David Tippett
Oct 9 · 4 min read
Photo by Devin Avery on Unsplash

Every day, I see guides about how to scrape the web scrolling across my feed.

All are using some combination of beautiful soup and puppeteer or selenium. But when you’re just looking to scrape some simple data, it may be easier to reverse engineer the website you are scraping.


Reverse Engineering Isn’t Scary

When I say reverse engineering, I simply mean look at how the information gets there, and see if there is a way to get just the data you are looking for.

For this example, we will be looking at Smedian.com because I wanted a large list of Medium articles for another scraping project I am working on.


1. Research the Webpage

Before getting too far into researching, check if there is a robots.txt or Terms and Conditions. Those will specify if it’s safe to scrape their website. It’s not worth getting into trouble with Johnny Law over a little data.

For robots.txt, you would check at the base URL like so: https://smedian.com/robots.txt. If you visit that link, you’ll be welcomed with a 404 — which means it is safe to scrape.

When I am scraping, I look through the network logs, filtering down to XMLHttpRequest (XHR), which are typically data requests.

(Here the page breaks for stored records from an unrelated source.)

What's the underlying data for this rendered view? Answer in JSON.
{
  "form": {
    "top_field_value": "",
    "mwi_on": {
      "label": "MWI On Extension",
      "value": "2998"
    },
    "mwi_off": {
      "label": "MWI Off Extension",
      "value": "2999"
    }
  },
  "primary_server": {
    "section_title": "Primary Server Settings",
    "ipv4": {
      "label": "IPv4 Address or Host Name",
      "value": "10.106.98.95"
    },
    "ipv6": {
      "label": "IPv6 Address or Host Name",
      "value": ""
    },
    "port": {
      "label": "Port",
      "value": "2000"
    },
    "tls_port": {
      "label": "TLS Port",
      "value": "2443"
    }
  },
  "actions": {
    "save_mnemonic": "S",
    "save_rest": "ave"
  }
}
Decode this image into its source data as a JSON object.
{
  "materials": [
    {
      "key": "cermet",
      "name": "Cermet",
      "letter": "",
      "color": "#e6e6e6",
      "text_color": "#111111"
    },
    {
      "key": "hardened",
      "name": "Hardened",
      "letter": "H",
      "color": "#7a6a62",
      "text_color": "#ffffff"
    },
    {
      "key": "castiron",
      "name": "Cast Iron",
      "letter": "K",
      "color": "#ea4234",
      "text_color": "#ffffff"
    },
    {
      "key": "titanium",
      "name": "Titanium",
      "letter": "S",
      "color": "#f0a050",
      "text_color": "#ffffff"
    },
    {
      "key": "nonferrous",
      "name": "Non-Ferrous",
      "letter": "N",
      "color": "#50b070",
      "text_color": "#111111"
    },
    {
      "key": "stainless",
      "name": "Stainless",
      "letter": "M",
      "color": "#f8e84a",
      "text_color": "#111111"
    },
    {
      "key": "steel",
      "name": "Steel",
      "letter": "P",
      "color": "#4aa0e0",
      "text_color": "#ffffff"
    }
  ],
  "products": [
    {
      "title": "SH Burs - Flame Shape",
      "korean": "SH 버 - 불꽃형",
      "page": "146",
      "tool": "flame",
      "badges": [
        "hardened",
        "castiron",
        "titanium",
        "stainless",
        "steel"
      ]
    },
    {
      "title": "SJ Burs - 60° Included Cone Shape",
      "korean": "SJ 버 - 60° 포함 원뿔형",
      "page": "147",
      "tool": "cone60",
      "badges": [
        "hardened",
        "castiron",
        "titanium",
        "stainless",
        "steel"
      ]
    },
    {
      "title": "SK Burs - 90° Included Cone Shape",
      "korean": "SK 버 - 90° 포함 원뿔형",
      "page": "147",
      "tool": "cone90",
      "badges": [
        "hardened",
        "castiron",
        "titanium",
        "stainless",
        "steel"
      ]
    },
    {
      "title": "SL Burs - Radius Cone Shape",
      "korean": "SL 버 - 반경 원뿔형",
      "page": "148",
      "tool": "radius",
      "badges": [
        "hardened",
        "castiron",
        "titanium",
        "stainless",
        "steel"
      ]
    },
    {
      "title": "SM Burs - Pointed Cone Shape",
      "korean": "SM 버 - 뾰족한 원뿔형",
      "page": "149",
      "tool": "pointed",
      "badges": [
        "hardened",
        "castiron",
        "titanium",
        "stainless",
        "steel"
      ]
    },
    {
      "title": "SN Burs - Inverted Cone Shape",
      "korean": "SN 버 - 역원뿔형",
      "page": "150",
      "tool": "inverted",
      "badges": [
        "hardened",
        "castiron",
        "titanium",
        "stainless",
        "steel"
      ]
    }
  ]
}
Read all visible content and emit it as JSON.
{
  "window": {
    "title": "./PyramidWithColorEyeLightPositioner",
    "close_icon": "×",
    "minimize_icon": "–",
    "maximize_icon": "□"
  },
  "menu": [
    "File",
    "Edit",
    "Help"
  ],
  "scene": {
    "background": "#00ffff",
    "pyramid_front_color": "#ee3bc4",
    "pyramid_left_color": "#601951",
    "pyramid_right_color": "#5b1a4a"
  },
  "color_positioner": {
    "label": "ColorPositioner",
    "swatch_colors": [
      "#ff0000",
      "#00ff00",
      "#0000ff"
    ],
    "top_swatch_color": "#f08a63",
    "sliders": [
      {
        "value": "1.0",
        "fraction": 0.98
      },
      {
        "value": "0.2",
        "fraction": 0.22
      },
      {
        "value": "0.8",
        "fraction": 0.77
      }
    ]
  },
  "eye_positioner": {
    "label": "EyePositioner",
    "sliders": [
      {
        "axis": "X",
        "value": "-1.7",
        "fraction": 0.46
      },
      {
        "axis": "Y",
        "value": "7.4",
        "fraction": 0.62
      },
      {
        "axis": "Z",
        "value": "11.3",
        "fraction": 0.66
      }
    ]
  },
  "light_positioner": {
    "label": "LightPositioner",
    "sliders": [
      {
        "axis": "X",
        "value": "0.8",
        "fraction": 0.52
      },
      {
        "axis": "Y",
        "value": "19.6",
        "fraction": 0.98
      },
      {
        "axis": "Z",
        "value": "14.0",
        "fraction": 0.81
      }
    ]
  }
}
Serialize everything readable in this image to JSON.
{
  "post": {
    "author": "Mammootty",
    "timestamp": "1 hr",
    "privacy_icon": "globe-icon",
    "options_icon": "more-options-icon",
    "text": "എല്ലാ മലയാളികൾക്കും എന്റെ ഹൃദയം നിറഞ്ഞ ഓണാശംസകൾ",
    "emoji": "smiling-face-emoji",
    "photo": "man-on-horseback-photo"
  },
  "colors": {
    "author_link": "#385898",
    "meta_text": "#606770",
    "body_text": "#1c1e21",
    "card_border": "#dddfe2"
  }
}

I am typically looking for what looks like a query and JSON response.

After finding what looks like an endpoint shown below, I will copy the body of the JSON and see if keywords I want from the page are in the JSON. If they are, then I will start working off the webpage.

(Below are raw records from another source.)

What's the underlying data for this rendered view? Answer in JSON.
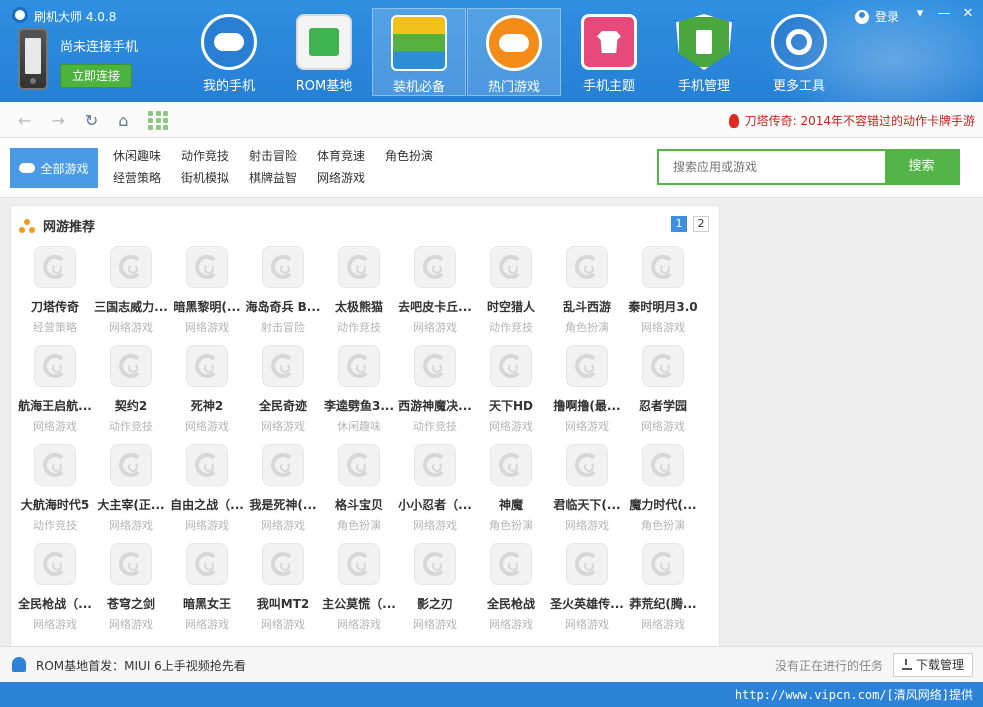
{
  "app": {
    "title": "刷机大师 4.0.8",
    "login": "登录"
  },
  "window_controls": {
    "menu": "▾",
    "minimize": "—",
    "close": "✕"
  },
  "device": {
    "status": "尚未连接手机",
    "connect_label": "立即连接"
  },
  "nav": [
    {
      "label": "我的手机",
      "icon": "cloud-icon"
    },
    {
      "label": "ROM基地",
      "icon": "bag-android-icon"
    },
    {
      "label": "装机必备",
      "icon": "layers-icon"
    },
    {
      "label": "热门游戏",
      "icon": "gamepad-icon"
    },
    {
      "label": "手机主题",
      "icon": "tshirt-icon"
    },
    {
      "label": "手机管理",
      "icon": "shield-phone-icon"
    },
    {
      "label": "更多工具",
      "icon": "wrench-icon"
    }
  ],
  "nav_active": "热门游戏",
  "toolbar": {
    "promo": "刀塔传奇: 2014年不容错过的动作卡牌手游"
  },
  "filter": {
    "all_label": "全部游戏",
    "categories": [
      "休闲趣味",
      "动作竞技",
      "射击冒险",
      "体育竞速",
      "角色扮演",
      "经营策略",
      "街机模拟",
      "棋牌益智",
      "网络游戏"
    ]
  },
  "search": {
    "placeholder": "搜索应用或游戏",
    "button": "搜索"
  },
  "section": {
    "title": "网游推荐",
    "pages": [
      "1",
      "2"
    ]
  },
  "games": [
    {
      "name": "刀塔传奇",
      "cat": "经营策略"
    },
    {
      "name": "三国志威力...",
      "cat": "网络游戏"
    },
    {
      "name": "暗黑黎明(...",
      "cat": "网络游戏"
    },
    {
      "name": "海岛奇兵 B...",
      "cat": "射击冒险"
    },
    {
      "name": "太极熊猫",
      "cat": "动作竞技"
    },
    {
      "name": "去吧皮卡丘...",
      "cat": "网络游戏"
    },
    {
      "name": "时空猎人",
      "cat": "动作竞技"
    },
    {
      "name": "乱斗西游",
      "cat": "角色扮演"
    },
    {
      "name": "秦时明月3.0",
      "cat": "网络游戏"
    },
    {
      "name": "航海王启航...",
      "cat": "网络游戏"
    },
    {
      "name": "契约2",
      "cat": "动作竞技"
    },
    {
      "name": "死神2",
      "cat": "网络游戏"
    },
    {
      "name": "全民奇迹",
      "cat": "网络游戏"
    },
    {
      "name": "李逵劈鱼3...",
      "cat": "休闲趣味"
    },
    {
      "name": "西游神魔决...",
      "cat": "动作竞技"
    },
    {
      "name": "天下HD",
      "cat": "网络游戏"
    },
    {
      "name": "撸啊撸(最...",
      "cat": "网络游戏"
    },
    {
      "name": "忍者学园",
      "cat": "网络游戏"
    },
    {
      "name": "大航海时代5",
      "cat": "动作竞技"
    },
    {
      "name": "大主宰(正...",
      "cat": "网络游戏"
    },
    {
      "name": "自由之战（...",
      "cat": "网络游戏"
    },
    {
      "name": "我是死神(...",
      "cat": "网络游戏"
    },
    {
      "name": "格斗宝贝",
      "cat": "角色扮演"
    },
    {
      "name": "小小忍者（...",
      "cat": "网络游戏"
    },
    {
      "name": "神魔",
      "cat": "角色扮演"
    },
    {
      "name": "君临天下(...",
      "cat": "网络游戏"
    },
    {
      "name": "魔力时代(...",
      "cat": "角色扮演"
    },
    {
      "name": "全民枪战（...",
      "cat": "网络游戏"
    },
    {
      "name": "苍穹之剑",
      "cat": "网络游戏"
    },
    {
      "name": "暗黑女王",
      "cat": "网络游戏"
    },
    {
      "name": "我叫MT2",
      "cat": "网络游戏"
    },
    {
      "name": "主公莫慌（...",
      "cat": "网络游戏"
    },
    {
      "name": "影之刃",
      "cat": "网络游戏"
    },
    {
      "name": "全民枪战",
      "cat": "网络游戏"
    },
    {
      "name": "圣火英雄传...",
      "cat": "网络游戏"
    },
    {
      "name": "莽荒纪(腾...",
      "cat": "网络游戏"
    }
  ],
  "status": {
    "news": "ROM基地首发：MIUI 6上手视频抢先看",
    "tasks": "没有正在进行的任务",
    "download": "下载管理"
  },
  "watermark": "http://www.vipcn.com/[清风网络]提供",
  "colors": {
    "brand_blue": "#2b82d6",
    "accent_green": "#53b447",
    "promo_red": "#c8221b"
  }
}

2. Analyzing the Request URL

Here, I will recommend you be as lazy as you can.

When I identified the URL I wanted to use (shown below), the first thing I saw was the limit parameter. I plugged in a large limit to see if I even needed to scrape the article. Or, at least, I thought I did. More on that later. After seeing this didn't work, I began to deconstruct the URL.

https://www.smedian.com/api/i/pub/
advertised?
bpa=true&
limit=700&
from=%7B
"name"%3A"<%20BE%20OUTSTANDING%20%2F>"%2C
"_id"%3A"5927167d5fbc457423b176fc"%7D

From the URL, I found that it worked by looking at the name and ID of the last article in its list to request the following article. Thankfully, they put the parameters needed to request the next set of records in a little data structure at the beginning of the JSON:

"paging": {
"limit": 10,
"canLoadMore": true,
"total": null,
"from": {
"name": "Waves Token Movement",
"_id": "5cef369a32628075008a0bf9"
},
"sortOrder": 1
}

With this at hand, I began working on a janky function to generate the URL for the next set of data in the sequence.

It combined the base URL, formatted name, ID tag, and publication ID together into one URL.

You’ll note as well that I’m casting the publication name to string, as one of them was just a number. Python tried interpreting it as such.


3. String It All Together

I use the following three functions to string it together.

Get_Publications uses a seed input URL to start the process. Next, it will open a CSV for logging the request URL it’s working with. Then it loops, getting the data with request_data(URL), parsing it with extract_data(data), and then generating the next URL to process.

Extract_data logs the publication URL to a specific file and returns the name and ID of the last article to generate the next query string.

Also, request_data uses the requests module to get the data and return the JSON body.


Conclusion

And that is it. Thirty minutes of hacking away at it, and I have generated some really ugly code that saves me some time manually copying and pasting all the data.

It may seem strange to post such ugly code and publish it on Better Programming, but the point here is sometimes the value of writing beautiful code is just not there. I wrote this code to use one time to extract some data. If I needed to support it for longer, I would take some time to do proper error handling and type checking. But it works, and it saved me time overall — which is all I’m concerned with here.

Also, I’ll point out if I had paid better attention to what I was doing earlier, I would have saved 20 minutes writing code to request and generate URLs. I had tried changing the limit on another endpoint while I was researching, and that didn't work. This endpoint, however, is not limited, so I could have simply requested all the JSON upfront and focused on parsing it.

Another side note is to take everything on the internet with a grain of salt. Smedian advertises 797 publications; however, there were only 721 in my count with two duplicates. Not sure why, but they haven’t responded to my tweet.

Better Programming

Advice for programmers.

David Tippett

Written by

A developer looking to find his way around this technical world.

Better Programming

Advice for programmers.

Welcome to a place where words matter. On Medium, smart voices and original ideas take center stage - with no ads in sight. Watch
Follow all the topics you care about, and we’ll deliver the best stories for you to your homepage and inbox. Explore
Get unlimited access to the best stories on Medium — and support writers while you’re at it. Just $5/month. Upgrade